Many vendors recognized early on the broader value of technology service providers, or TSPs, and created programs to support their role in the partner ecosystem. For instance, “Cisco Powered Network” branding and joint selling efforts have long been a part of Cisco’s service provider strategy. And it appears the rest of the IT vendor community is coming to the same conclusion.
A recent Amazon Consulting survey of 64 global IT vendors found that 70% view service providers as “very strategic” in their go-to-market plans and only 12% of the vendors viewed them as “customers and not partners.” This increased industry focus on TSPs as part of the emerging “cloud channel” makes it imperative that Cisco’s VARs take a closer look at their own cloud services and partnering strategies. Read More »
Sometimes it helps to see real-world routing and switching technology, data center security, and virtualized Unified Communications in action. Did you know that there’s a place you can do just that—either in person, or virtually?
It’s been just about a year since Cisco distributor partner the Westcon Group unveiled its LEAP Centers (LEAP stands for Learn, Experience, Architect and Plan). LEAP Centers provide partners with hands-on training in a lab environment, where a reseller and end-user can come together for hands-on demonstrations.
Cisco partners can take advantage of training to evaluate core switching and routing processes, application delivery, data center security, virtualized Unified Communications and other data-centric and Cisco UCS solutions. Westcon has two LEAP Centers, one in Denver, Colorado, and the other in Brussels, Belgium. If you can’t visit in person, Westcon enables users to access LEAP Center resources virtually, as well.
I got the chance to chat with Bill Hurley, CTO of the Westcon Group, and he filled me in on what’s been going on over the past year, why Cisco partners should take advantage of what the LEAP centers have to offer, and how the LEAP centers have exceeded Westcon’s expectations.
It’s been almost a year since you launched the LEAP centers: What’s been going on with them during that time frame?

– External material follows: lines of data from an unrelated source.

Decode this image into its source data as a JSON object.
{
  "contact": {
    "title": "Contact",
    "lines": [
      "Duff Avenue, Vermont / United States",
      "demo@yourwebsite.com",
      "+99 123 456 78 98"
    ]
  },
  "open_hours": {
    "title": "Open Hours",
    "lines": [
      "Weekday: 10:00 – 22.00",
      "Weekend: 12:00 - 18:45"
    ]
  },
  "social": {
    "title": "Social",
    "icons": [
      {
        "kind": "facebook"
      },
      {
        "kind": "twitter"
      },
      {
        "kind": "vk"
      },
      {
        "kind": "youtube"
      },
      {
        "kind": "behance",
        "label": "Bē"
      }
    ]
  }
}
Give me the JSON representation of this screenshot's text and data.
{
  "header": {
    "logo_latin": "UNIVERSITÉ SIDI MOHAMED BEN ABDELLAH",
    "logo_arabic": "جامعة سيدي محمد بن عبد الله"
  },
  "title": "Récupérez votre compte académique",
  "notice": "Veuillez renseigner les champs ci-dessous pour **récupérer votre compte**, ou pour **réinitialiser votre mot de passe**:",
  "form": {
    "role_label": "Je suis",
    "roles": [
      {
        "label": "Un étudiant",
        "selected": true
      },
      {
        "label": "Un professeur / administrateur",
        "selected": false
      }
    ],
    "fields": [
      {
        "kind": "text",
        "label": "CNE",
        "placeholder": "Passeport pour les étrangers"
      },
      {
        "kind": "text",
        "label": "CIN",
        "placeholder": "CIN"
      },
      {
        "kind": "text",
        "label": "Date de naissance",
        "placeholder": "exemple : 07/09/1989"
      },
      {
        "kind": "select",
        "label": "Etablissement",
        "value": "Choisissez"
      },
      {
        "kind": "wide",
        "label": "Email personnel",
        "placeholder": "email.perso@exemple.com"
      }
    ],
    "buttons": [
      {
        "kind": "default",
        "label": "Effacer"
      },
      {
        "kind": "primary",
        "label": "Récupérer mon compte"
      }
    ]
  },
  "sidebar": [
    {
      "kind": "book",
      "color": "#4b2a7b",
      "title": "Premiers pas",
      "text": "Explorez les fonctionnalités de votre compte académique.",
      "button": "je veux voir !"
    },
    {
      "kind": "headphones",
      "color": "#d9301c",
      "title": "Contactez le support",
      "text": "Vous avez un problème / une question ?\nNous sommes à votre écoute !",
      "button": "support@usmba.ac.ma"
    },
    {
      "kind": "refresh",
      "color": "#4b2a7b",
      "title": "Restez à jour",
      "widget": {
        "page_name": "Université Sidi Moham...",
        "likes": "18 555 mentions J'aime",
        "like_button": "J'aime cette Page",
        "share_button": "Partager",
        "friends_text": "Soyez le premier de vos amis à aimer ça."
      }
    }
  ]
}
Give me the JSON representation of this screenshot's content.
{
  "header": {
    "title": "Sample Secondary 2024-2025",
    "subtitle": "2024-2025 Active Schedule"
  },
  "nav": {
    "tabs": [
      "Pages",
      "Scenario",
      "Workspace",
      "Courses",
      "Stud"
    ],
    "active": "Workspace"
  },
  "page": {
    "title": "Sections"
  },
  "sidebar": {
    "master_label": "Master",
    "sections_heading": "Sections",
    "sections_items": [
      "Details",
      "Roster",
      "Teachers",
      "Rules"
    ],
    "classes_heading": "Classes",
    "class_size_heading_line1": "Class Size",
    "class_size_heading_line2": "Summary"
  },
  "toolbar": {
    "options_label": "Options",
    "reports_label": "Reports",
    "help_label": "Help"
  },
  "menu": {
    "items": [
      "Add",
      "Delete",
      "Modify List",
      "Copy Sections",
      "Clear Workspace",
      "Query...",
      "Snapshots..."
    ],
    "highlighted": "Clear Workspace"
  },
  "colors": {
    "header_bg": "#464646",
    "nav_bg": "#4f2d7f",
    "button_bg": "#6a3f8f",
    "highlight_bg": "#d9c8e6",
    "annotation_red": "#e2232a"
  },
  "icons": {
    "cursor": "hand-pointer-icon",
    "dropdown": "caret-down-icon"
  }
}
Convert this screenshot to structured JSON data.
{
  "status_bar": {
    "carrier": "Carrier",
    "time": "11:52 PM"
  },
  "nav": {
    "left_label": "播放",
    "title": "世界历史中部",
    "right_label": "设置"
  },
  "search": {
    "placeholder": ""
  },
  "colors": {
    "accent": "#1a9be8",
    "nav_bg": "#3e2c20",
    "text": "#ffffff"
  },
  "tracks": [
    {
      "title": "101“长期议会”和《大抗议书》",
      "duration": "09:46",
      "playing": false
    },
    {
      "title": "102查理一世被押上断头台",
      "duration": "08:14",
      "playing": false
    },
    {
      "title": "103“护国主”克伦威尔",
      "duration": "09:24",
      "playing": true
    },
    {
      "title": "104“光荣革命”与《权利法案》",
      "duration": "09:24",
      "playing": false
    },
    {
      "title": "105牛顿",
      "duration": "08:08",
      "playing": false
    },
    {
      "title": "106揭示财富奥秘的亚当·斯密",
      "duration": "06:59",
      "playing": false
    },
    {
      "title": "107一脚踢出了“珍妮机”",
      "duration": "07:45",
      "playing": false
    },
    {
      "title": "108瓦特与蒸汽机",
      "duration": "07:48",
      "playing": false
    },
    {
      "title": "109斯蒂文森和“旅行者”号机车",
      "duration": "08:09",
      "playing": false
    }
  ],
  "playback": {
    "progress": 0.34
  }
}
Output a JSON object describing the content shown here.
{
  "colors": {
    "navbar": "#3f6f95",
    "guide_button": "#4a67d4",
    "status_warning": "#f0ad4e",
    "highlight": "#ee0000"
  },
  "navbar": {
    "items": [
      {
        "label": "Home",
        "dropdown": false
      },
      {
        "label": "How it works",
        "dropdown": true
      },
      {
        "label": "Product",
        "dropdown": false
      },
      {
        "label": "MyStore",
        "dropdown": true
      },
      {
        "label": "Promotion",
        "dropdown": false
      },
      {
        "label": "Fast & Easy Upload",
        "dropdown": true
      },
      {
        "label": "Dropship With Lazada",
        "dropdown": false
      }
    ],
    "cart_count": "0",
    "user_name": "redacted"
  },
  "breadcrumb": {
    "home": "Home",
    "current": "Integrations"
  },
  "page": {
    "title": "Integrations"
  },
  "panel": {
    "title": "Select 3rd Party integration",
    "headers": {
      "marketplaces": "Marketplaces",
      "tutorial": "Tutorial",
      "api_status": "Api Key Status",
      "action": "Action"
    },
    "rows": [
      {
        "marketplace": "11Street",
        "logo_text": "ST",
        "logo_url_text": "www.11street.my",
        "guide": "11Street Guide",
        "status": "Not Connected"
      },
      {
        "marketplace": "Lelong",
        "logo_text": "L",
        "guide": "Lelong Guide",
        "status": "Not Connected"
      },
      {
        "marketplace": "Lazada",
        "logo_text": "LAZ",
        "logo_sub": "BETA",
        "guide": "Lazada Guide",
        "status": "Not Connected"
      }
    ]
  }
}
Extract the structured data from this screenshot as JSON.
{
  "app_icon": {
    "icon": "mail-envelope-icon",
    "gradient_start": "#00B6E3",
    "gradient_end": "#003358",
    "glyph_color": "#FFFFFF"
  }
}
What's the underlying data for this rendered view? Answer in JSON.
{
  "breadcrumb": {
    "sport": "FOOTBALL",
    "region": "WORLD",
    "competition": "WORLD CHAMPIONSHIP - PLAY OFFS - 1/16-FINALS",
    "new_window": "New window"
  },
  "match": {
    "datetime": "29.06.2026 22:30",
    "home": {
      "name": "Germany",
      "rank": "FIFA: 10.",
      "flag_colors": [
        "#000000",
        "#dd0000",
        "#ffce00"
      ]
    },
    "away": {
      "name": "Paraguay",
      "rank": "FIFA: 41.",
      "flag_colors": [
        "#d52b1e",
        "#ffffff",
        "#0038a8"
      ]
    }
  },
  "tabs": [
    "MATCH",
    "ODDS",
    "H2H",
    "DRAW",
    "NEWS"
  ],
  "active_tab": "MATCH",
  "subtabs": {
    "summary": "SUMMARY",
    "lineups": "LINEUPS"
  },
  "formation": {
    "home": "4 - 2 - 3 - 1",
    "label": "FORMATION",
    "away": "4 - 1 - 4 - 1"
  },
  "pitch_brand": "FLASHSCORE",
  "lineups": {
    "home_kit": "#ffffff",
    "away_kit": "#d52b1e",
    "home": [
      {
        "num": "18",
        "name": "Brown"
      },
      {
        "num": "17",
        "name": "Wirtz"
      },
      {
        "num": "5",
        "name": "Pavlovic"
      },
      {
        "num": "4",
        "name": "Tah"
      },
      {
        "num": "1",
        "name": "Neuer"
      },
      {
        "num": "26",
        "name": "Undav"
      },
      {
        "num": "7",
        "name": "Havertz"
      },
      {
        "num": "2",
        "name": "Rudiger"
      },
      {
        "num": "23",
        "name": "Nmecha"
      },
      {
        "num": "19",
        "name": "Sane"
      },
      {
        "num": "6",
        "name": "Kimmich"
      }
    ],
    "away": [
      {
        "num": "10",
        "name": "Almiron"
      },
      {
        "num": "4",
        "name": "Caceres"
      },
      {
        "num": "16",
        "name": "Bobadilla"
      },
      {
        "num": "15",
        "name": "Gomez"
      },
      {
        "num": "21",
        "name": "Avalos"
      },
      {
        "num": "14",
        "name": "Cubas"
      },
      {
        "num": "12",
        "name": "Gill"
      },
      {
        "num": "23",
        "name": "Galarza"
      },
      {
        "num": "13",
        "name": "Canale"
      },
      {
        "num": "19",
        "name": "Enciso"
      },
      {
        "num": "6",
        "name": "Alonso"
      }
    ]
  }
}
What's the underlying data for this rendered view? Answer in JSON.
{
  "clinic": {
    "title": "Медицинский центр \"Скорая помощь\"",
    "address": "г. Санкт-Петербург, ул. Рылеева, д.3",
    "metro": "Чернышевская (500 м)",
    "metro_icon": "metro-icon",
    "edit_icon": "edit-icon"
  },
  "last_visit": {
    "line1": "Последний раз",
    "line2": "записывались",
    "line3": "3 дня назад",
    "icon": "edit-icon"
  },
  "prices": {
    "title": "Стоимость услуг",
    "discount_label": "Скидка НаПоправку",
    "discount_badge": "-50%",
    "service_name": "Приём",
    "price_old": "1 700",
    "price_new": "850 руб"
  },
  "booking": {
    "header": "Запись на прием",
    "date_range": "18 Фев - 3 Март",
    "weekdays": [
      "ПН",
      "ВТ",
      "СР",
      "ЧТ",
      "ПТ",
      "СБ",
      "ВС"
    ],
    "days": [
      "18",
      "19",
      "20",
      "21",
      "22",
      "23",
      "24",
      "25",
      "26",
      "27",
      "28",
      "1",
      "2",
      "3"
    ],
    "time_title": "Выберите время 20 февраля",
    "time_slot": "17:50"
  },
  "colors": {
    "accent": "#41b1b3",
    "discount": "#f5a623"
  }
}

Bill Hurley: We have been phenomenally successful in raising awareness about the impact and benefits of virtualization and data center consolidation—those have been our two biggest areas of inquiry and activity. We’ve focused on showing how UCS helps enable business benefits. And we’ve also run specific programs around a service-oriented architecture (SOA)-enabled data center, as well as a UCS bootcamp.
LEAP centers have appealed to both partners and end-users: They’re not just about speeds and feeds, but instead help in putting all the technology in a business context. There’s a real benefit for partners in physically being at a LEAP center—it helps them understand how the technologies really work together. Read More »
Fairy dust and magic genies? Is it Halloween already?
Actually, Halloween is over a month away but that didn’t stop Alex from sharing her magic recipe for driving more traffic to your site in this episode of Partner Update.
But that’s not all that happened during Partner Update. We also got a glimpse of Andrew’s presentation skills and why he’ll be joining the upcoming Virtual Partner Velocity, share Keith Goodwin’s thoughts on the importance of healthy competition, find out why Andrew wishes he had a magic genie, learn how to get in touch with live experts, and hear about how Cisco Talent Fairs are helping partners fill talent gaps.
Tune in now to watch the full episode.
Keep reading for a list of links and a written transcript of our newscast. Read More »